The search and rescue organisations SOS Humanity, Mission Lifeline and Sea-Eye are taking legal action at the Civil Court in Rome against the Italian authorities’ systematic policy of assigning distant ports. The Italian authorities assigned Ravenna in northern Italy to the Humanity 1 as a place of disembarkation. The crew of the non-governmental rescue ship rescued 69 survivors in the central Mediterranean early on Thursday morning. Navigation to the distant port of Ravenna would place undue psychological and physical strain on the survivors, the Humanity 1’s captain emphasised. Furthermore, the Italian authorities’ practice contradicts international maritime law and will be challenged in court by the non-governmental search and rescue organisations.
On 20 April, around 2 a.m., the crew of Humanity 1 rescued 69 people including more than 15 unaccompanied minors from distress at sea in international waters off the Libyan coast. The port of disembarkation assigned to Humanity 1 at 3:30 a.m., Ravenna, is over 1,600 km away from the vessel’s position at the time of the rescue. The long navigation to Ravenna, despite other ports being much closer, risks the deterioration of the condition of the already vulnerable survivors.
The captain of Humanity 1 is deeply concerned about the physical and psychological well-being of the survivors on board the rescue vessel. He has therefore asked the responsible Italian Rescue Coordination Centre to reconsider the decision and instead assign Humanity 1 a nearby place of safety for a prompt disembarkation of the 69 survivors, stating:

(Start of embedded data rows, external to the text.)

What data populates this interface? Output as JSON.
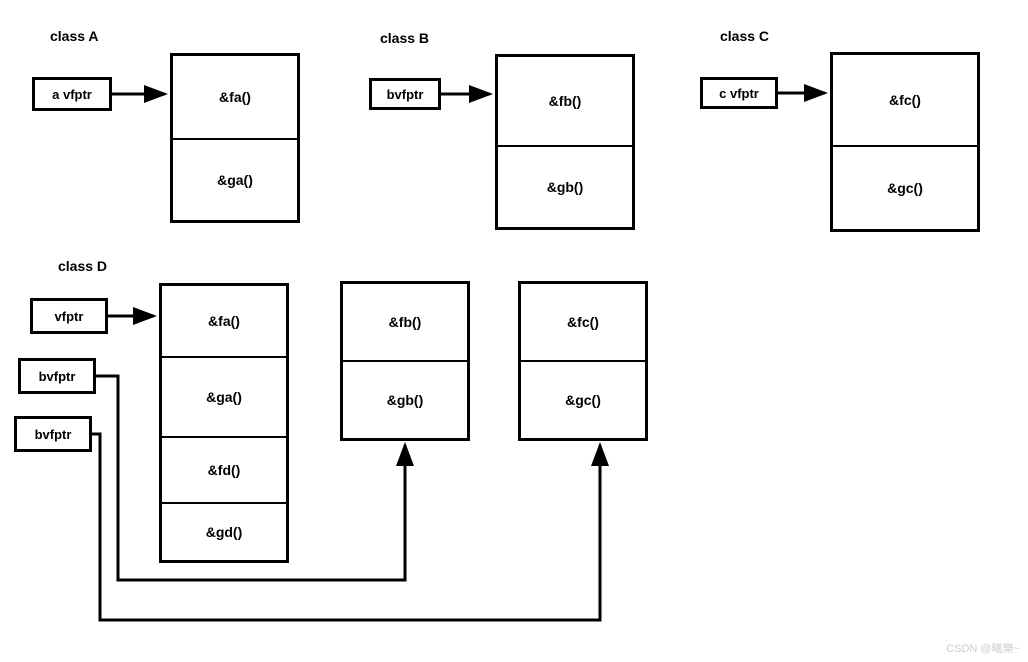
{
  "classes": {
    "a": {
      "title": "class A",
      "ptr": "a vfptr",
      "vtable": [
        "&fa()",
        "&ga()"
      ]
    },
    "b": {
      "title": "class  B",
      "ptr": "bvfptr",
      "vtable": [
        "&fb()",
        "&gb()"
      ]
    },
    "c": {
      "title": "class  C",
      "ptr": "c vfptr",
      "vtable": [
        "&fc()",
        "&gc()"
      ]
    },
    "d": {
      "title": "class  D",
      "ptrs": [
        "vfptr",
        "bvfptr",
        "bvfptr"
      ],
      "vtable1": [
        "&fa()",
        "&ga()",
        "&fd()",
        "&gd()"
      ],
      "vtable2": [
        "&fb()",
        "&gb()"
      ],
      "vtable3": [
        "&fc()",
        "&gc()"
      ]
    }
  },
  "watermark": "CSDN @曦樂~"
}
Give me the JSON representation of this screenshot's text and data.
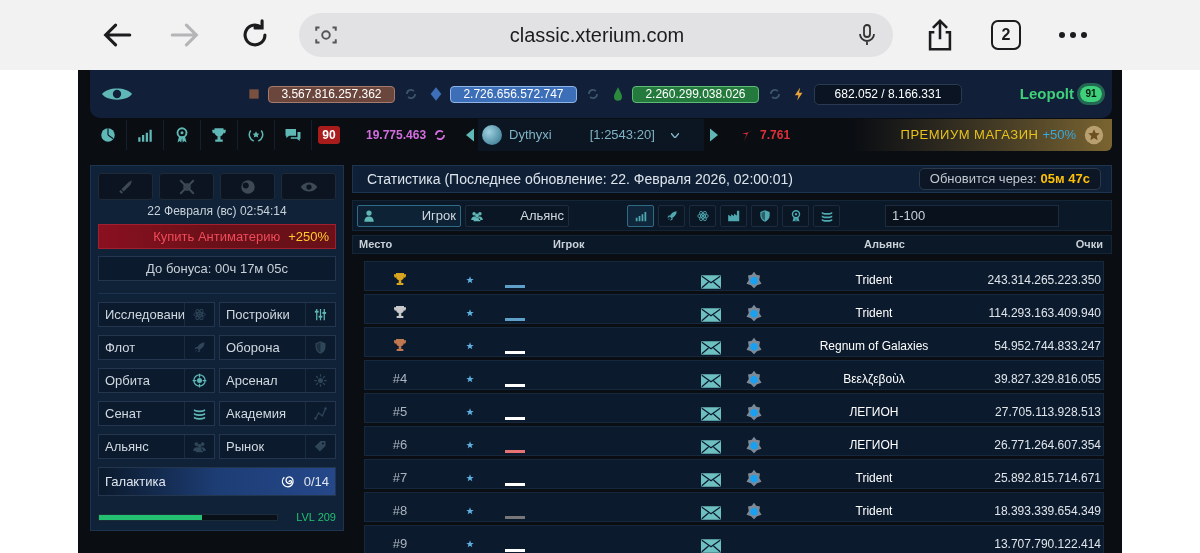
{
  "browser": {
    "url": "classic.xterium.com",
    "tab_count": "2",
    "forward_disabled": true
  },
  "header": {
    "resources": [
      {
        "kind": "metal",
        "value": "3.567.816.257.362"
      },
      {
        "kind": "crystal",
        "value": "2.726.656.572.747"
      },
      {
        "kind": "deuterium",
        "value": "2.260.299.038.026"
      }
    ],
    "energy": "682.052 / 8.166.331",
    "player": "Leopolt",
    "player_level": "91"
  },
  "subheader": {
    "messages_badge": "90",
    "antimatter": "19.775.463",
    "planet": "Dythyxi",
    "coords": "[1:2543:20]",
    "darkmatter": "7.761",
    "premium": "ПРЕМИУМ МАГАЗИН",
    "premium_bonus": "+50%"
  },
  "sidebar": {
    "date": "22 Февраля (вс) 02:54:14",
    "buy": "Купить Антиматерию",
    "buy_bonus": "+250%",
    "bonus_timer": "До бонуса: 00ч 17м 05с",
    "items": [
      {
        "label": "Исследовани",
        "bright": false
      },
      {
        "label": "Постройки",
        "bright": true
      },
      {
        "label": "Флот",
        "bright": false
      },
      {
        "label": "Оборона",
        "bright": false
      },
      {
        "label": "Орбита",
        "bright": true
      },
      {
        "label": "Арсенал",
        "bright": false
      },
      {
        "label": "Сенат",
        "bright": true
      },
      {
        "label": "Академия",
        "bright": false
      },
      {
        "label": "Альянс",
        "bright": false
      },
      {
        "label": "Рынок",
        "bright": false
      }
    ],
    "galaxy": {
      "label": "Галактика",
      "count": "0/14"
    },
    "level": {
      "level": 0.58,
      "label": "LVL 209"
    }
  },
  "stats": {
    "title": "Статистика (Последнее обновление: 22. Февраля 2026, 02:00:01)",
    "refresh_label": "Обновится через:",
    "refresh_time": "05м 47с",
    "modes": [
      {
        "label": "Игрок",
        "selected": true
      },
      {
        "label": "Альянс",
        "selected": false
      }
    ],
    "categories": [
      {
        "selected": true
      },
      {
        "selected": false
      },
      {
        "selected": false
      },
      {
        "selected": false
      },
      {
        "selected": false
      },
      {
        "selected": false
      },
      {
        "selected": false
      }
    ],
    "range": "1-100",
    "columns": [
      "Место",
      "Игрок",
      "Альянс",
      "Очки"
    ],
    "rows": [
      {
        "kind": "trophy",
        "color": "#5fa0c8",
        "alliance": "Trident",
        "points": "243.314.265.223.350"
      },
      {
        "kind": "trophy",
        "color": "#5fa0c8",
        "alliance": "Trident",
        "points": "114.293.163.409.940"
      },
      {
        "kind": "trophy",
        "color": "#ffffff",
        "alliance": "Regnum of Galaxies",
        "points": "54.952.744.833.247"
      },
      {
        "rank": "#4",
        "color": "#ffffff",
        "alliance": "Βεελζεβοὺλ",
        "points": "39.827.329.816.055"
      },
      {
        "rank": "#5",
        "color": "#ffffff",
        "alliance": "ЛЕГИОН",
        "points": "27.705.113.928.513"
      },
      {
        "rank": "#6",
        "color": "#e57373",
        "alliance": "ЛЕГИОН",
        "points": "26.771.264.607.354"
      },
      {
        "rank": "#7",
        "color": "#ffffff",
        "alliance": "Trident",
        "points": "25.892.815.714.671"
      },
      {
        "rank": "#8",
        "color": "#777777",
        "alliance": "Trident",
        "points": "18.393.339.654.349"
      },
      {
        "rank": "#9",
        "color": "#ffffff",
        "points": "13.707.790.122.414"
      }
    ]
  }
}
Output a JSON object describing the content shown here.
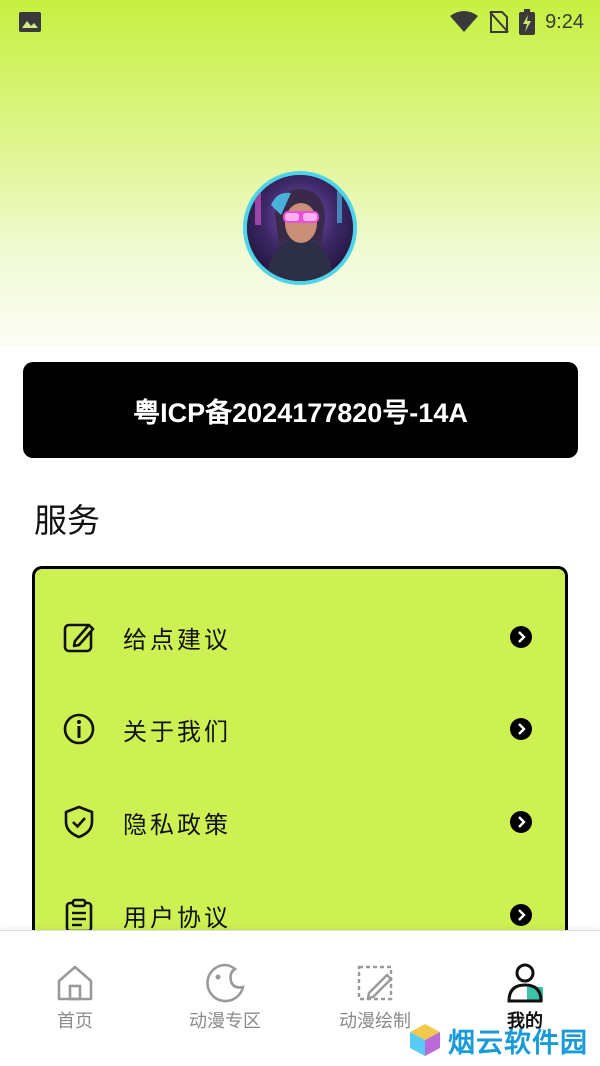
{
  "status_bar": {
    "time": "9:24"
  },
  "icp": {
    "text": "粤ICP备2024177820号-14A"
  },
  "services": {
    "title": "服务",
    "items": [
      {
        "label": "给点建议",
        "icon": "edit-icon"
      },
      {
        "label": "关于我们",
        "icon": "info-icon"
      },
      {
        "label": "隐私政策",
        "icon": "shield-check-icon"
      },
      {
        "label": "用户协议",
        "icon": "clipboard-list-icon"
      }
    ]
  },
  "bottom_nav": {
    "items": [
      {
        "label": "首页",
        "icon": "home-icon"
      },
      {
        "label": "动漫专区",
        "icon": "palette-icon"
      },
      {
        "label": "动漫绘制",
        "icon": "draw-icon"
      },
      {
        "label": "我的",
        "icon": "user-icon",
        "active": true
      }
    ]
  },
  "watermark": {
    "text": "烟云软件园"
  },
  "colors": {
    "accent": "#cdf153",
    "dark": "#000000",
    "avatar_ring": "#4fd3e8"
  }
}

“Not only must the place of disembarkation be safe for survivors, but also the route there. Currently, we have heavy seas with strong easterly winds. A 5-day journey to Ravenna would mean 5 days in rough weather until weakened, seasick survivors are able to receive the best possible medical care on land. One person was already unconscious by the time we rescued them, and many have hypothermia. A safe disembarkation could instead be guaranteed in a southern Italian port, which could be reached in just 1-2 days.”
SOS Humanity emphasises that the systematic assignment of distant ports by the Italian authorities since December 2022 is not in compliance with international maritime law. This stipulates that a place of safety should be assigned “with minimum deviation from the ship’s voyage” and that responsible Rescue Coordination Centres “shall arrange for such disembarkation to be effected as soon as reasonably practicable.” (1) Since December 2022, more than 20 unnecessarily distant ports have been assigned to non-governmental search and rescue organisations.
Alongside the search and rescue organisations Mission Lifeline and Sea-Eye, SOS Humanity is thus taking legal action against the Italian authorities’ systematic and illegitimate ‘distant port policy’. This clearly endangers the well-being of survivors of distress at sea and is aimed at illegally restricting the activities of NGOs.
Along with Humanity 1, the rescue vessels of Mission Lifeline and Sea-Eye were assigned distant ports in December 2022 and February 2023, respectively. In the case of Sea-Eye, many survivors were in a critical medical condition and one survivor died shortly after having been rescued. (2)
(1) 2004 Amendments to the International Convention on Maritime Search and Rescue (1979), IMO Resolution MSC.155(78), 3.1.9